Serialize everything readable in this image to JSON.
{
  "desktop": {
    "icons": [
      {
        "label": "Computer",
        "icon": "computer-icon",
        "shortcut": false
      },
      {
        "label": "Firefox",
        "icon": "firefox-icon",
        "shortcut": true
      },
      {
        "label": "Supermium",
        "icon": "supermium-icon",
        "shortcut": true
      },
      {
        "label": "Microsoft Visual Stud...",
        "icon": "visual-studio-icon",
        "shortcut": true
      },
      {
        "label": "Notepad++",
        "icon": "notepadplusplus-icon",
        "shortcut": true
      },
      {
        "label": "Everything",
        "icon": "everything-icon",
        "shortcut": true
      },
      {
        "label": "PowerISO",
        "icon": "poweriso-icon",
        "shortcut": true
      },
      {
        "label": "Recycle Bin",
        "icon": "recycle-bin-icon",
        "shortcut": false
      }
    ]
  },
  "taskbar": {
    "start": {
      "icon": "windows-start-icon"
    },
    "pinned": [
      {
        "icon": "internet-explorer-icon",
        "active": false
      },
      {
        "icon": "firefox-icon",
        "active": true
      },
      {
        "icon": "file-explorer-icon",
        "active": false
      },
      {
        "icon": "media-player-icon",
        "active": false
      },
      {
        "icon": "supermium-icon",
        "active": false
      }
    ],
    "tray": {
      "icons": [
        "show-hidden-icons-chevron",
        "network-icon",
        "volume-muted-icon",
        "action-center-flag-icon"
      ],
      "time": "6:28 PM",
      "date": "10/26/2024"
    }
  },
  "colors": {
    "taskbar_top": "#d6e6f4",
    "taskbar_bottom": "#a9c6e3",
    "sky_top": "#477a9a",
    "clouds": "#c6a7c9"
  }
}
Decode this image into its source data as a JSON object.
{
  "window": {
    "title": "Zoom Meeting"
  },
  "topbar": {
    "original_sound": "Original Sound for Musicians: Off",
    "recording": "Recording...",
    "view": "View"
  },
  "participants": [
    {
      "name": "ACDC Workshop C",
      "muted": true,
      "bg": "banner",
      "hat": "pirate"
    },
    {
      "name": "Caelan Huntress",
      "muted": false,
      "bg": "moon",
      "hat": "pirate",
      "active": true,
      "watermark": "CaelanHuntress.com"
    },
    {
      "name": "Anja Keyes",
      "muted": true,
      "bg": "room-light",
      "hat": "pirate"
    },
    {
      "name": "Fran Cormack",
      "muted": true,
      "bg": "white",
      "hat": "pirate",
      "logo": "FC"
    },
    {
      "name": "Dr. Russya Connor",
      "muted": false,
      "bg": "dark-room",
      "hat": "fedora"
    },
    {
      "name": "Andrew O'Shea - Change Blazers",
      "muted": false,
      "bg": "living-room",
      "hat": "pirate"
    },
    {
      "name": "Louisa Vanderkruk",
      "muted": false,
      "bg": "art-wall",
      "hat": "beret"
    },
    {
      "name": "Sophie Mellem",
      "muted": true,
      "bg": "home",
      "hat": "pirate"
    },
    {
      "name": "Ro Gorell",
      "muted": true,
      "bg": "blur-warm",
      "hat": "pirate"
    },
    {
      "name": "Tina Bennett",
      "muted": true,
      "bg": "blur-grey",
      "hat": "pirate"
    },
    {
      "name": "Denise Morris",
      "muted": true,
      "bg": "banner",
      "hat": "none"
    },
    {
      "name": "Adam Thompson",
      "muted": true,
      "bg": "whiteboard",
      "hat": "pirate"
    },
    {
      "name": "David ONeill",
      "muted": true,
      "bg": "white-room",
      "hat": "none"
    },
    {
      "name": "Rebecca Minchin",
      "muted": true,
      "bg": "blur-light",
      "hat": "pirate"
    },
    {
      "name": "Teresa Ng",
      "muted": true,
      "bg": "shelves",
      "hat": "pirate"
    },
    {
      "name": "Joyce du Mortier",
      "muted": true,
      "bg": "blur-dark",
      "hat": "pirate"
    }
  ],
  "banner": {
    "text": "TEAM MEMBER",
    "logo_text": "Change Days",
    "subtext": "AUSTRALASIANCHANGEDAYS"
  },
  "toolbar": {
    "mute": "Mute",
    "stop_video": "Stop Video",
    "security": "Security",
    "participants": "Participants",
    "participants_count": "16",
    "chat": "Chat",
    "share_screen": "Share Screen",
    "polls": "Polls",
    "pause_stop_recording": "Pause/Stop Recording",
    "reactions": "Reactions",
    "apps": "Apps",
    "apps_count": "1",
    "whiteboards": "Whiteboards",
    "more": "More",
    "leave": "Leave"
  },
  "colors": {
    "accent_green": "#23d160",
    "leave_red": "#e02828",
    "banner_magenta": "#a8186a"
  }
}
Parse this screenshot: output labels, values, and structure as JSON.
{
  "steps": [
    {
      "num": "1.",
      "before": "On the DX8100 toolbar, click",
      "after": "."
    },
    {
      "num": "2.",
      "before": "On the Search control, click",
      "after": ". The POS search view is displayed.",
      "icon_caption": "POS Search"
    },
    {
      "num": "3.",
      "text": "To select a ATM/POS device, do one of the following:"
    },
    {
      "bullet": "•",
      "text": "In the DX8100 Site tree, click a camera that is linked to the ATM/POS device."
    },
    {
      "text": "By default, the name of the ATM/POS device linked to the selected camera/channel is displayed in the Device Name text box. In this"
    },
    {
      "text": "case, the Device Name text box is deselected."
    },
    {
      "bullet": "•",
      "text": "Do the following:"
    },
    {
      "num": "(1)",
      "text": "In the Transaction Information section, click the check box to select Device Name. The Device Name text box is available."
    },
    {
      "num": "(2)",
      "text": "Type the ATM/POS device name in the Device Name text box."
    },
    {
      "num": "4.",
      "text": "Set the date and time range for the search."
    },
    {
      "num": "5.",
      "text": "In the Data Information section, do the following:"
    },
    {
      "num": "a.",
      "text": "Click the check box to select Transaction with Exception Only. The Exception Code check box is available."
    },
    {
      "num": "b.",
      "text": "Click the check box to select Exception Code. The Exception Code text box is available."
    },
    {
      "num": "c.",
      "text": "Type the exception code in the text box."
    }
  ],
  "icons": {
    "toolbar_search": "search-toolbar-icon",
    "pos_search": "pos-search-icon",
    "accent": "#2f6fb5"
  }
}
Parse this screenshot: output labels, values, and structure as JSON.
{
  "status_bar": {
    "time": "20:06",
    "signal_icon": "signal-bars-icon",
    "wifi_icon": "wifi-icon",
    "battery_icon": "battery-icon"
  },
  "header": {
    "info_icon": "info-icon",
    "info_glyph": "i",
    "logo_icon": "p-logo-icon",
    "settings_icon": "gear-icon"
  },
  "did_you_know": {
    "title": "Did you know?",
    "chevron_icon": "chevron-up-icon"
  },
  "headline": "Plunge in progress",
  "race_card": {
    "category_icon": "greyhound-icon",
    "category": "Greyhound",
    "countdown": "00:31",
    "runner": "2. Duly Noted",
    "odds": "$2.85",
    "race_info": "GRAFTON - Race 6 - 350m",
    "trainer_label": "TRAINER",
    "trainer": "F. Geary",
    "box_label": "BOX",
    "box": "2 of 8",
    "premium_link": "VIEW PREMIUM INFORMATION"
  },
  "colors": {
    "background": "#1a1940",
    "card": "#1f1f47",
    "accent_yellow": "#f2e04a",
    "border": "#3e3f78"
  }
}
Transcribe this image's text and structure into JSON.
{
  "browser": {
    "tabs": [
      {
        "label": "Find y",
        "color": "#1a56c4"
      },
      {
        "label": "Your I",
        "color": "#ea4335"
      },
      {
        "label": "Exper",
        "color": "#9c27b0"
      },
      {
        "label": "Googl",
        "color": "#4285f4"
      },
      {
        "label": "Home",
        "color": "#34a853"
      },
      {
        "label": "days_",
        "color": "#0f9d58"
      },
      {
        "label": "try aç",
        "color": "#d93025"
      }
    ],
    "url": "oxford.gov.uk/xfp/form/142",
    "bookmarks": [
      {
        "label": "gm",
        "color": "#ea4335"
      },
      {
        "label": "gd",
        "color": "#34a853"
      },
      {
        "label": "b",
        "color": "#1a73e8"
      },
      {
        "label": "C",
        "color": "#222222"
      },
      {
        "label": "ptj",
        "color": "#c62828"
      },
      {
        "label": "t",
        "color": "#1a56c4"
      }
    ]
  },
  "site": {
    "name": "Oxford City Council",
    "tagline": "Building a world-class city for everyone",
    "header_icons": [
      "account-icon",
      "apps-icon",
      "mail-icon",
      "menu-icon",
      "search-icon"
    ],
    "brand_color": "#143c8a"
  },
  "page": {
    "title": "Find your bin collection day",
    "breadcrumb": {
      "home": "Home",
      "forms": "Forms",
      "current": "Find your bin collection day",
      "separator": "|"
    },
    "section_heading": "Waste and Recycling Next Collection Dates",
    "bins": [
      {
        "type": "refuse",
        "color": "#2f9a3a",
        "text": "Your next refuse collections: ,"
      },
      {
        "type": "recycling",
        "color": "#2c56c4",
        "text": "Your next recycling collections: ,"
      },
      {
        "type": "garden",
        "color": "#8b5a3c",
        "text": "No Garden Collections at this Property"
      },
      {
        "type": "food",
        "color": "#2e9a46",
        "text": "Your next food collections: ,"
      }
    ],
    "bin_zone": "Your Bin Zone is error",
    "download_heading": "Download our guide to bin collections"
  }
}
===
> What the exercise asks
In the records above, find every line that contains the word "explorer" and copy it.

> Exercise solution
        "icon": "internet-explorer-icon",
        "icon": "file-explorer-icon",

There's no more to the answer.